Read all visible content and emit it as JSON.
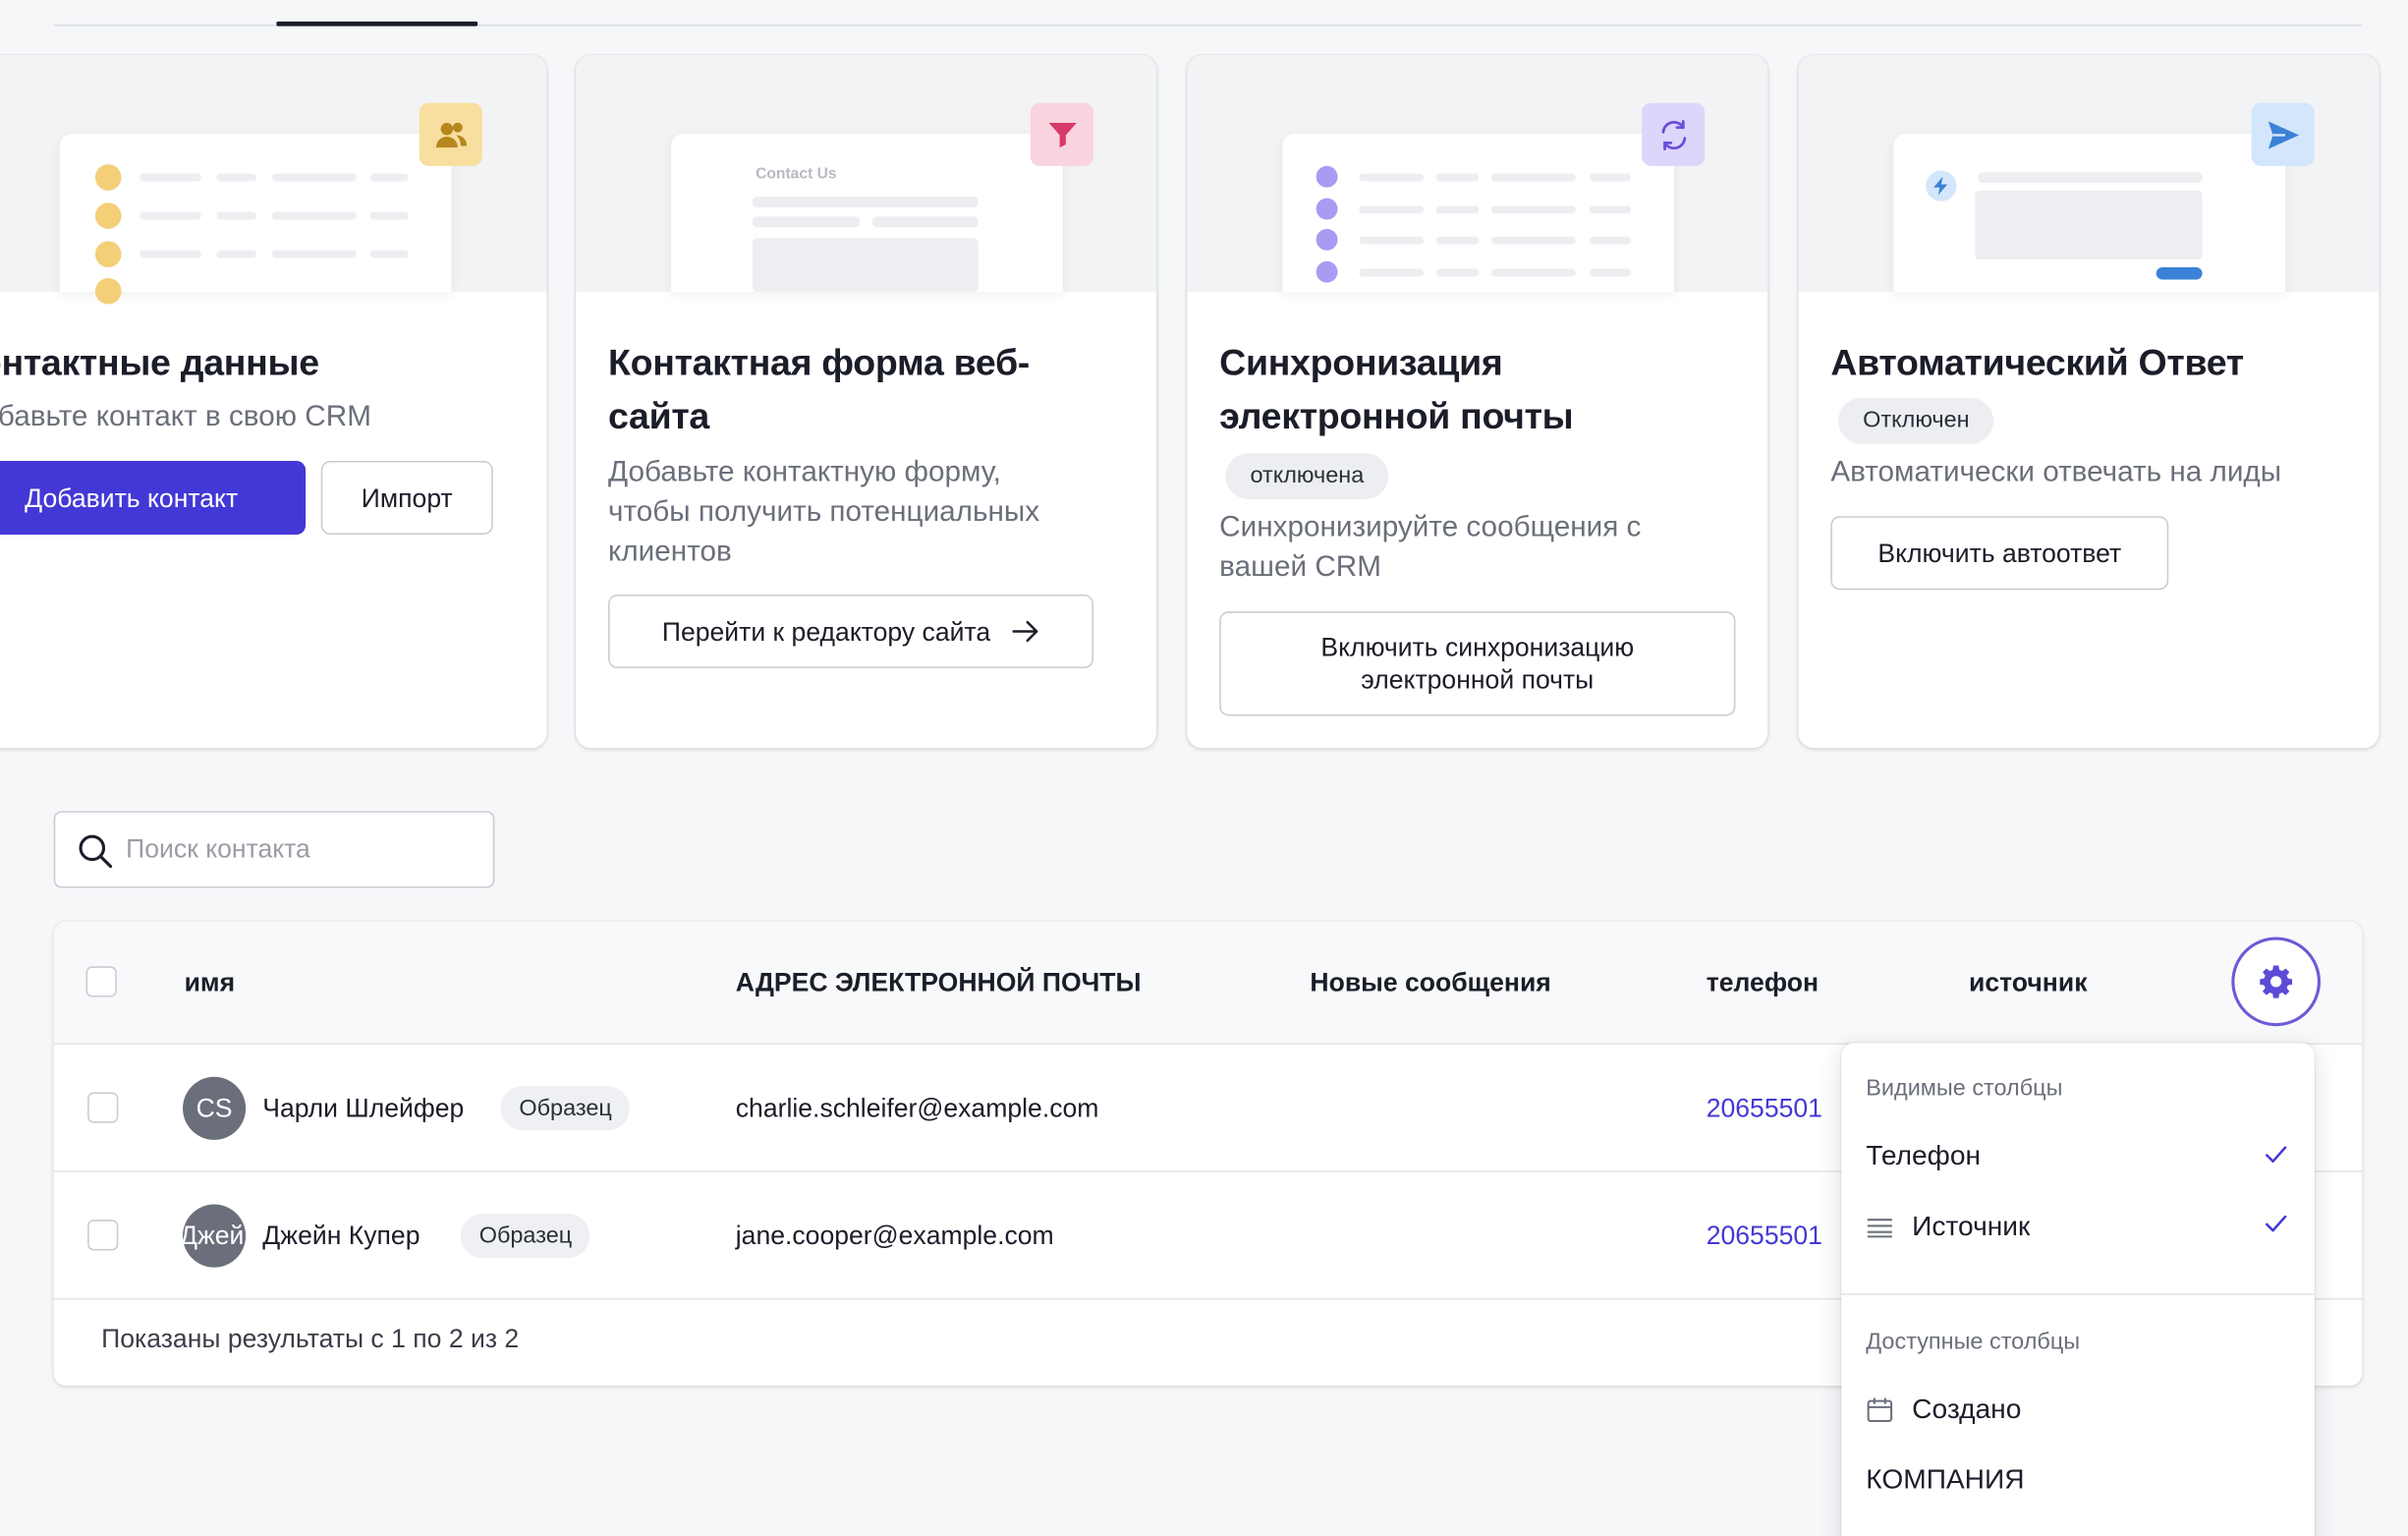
{
  "cards": [
    {
      "title": "контактные данные",
      "description": "Добавьте контакт в свою CRM",
      "primary_button": "Добавить контакт",
      "secondary_button": "Импорт",
      "icon": "users-icon",
      "icon_bg": "#f8dfa0"
    },
    {
      "title_line1": "Контактная форма веб-",
      "title_line2": "сайта",
      "description_line1": "Добавьте контактную форму,",
      "description_line2": "чтобы получить потенциальных",
      "description_line3": "клиентов",
      "button": "Перейти к редактору сайта",
      "mock_label": "Contact Us",
      "icon": "funnel-icon",
      "icon_bg": "#f9d3de"
    },
    {
      "title_line1": "Синхронизация",
      "title_line2": "электронной почты",
      "status": "отключена",
      "description_line1": "Синхронизируйте сообщения с",
      "description_line2": "вашей CRM",
      "button_line1": "Включить синхронизацию",
      "button_line2": "электронной почты",
      "icon": "sync-icon",
      "icon_bg": "#ddd6fb"
    },
    {
      "title": "Автоматический Ответ",
      "status": "Отключен",
      "description": "Автоматически отвечать на лиды",
      "button": "Включить автоответ",
      "icon": "send-icon",
      "icon_bg": "#d3e6fb"
    }
  ],
  "search": {
    "placeholder": "Поиск контакта"
  },
  "table": {
    "columns": [
      "имя",
      "АДРЕС ЭЛЕКТРОННОЙ ПОЧТЫ",
      "Новые сообщения",
      "телефон",
      "источник"
    ],
    "rows": [
      {
        "initials": "CS",
        "name": "Чарли Шлейфер",
        "tag": "Образец",
        "email": "charlie.schleifer@example.com",
        "phone": "20655501"
      },
      {
        "initials": "Джейн",
        "name": "Джейн Купер",
        "tag": "Образец",
        "email": "jane.cooper@example.com",
        "phone": "20655501"
      }
    ],
    "footer": "Показаны результаты с 1 по 2 из 2"
  },
  "column_menu": {
    "visible_heading": "Видимые столбцы",
    "visible": [
      {
        "label": "Телефон",
        "checked": true
      },
      {
        "label": "Источник",
        "checked": true,
        "icon": "list-icon"
      }
    ],
    "available_heading": "Доступные столбцы",
    "available": [
      {
        "label": "Создано",
        "icon": "calendar-icon"
      },
      {
        "label": "КОМПАНИЯ"
      }
    ]
  },
  "colors": {
    "accent": "#4338d6",
    "gear_border": "#6b5bd6"
  }
}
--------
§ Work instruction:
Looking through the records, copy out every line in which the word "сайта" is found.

§ Response for this exercise:
      "title_line2": "сайта",
      "button": "Перейти к редактору сайта",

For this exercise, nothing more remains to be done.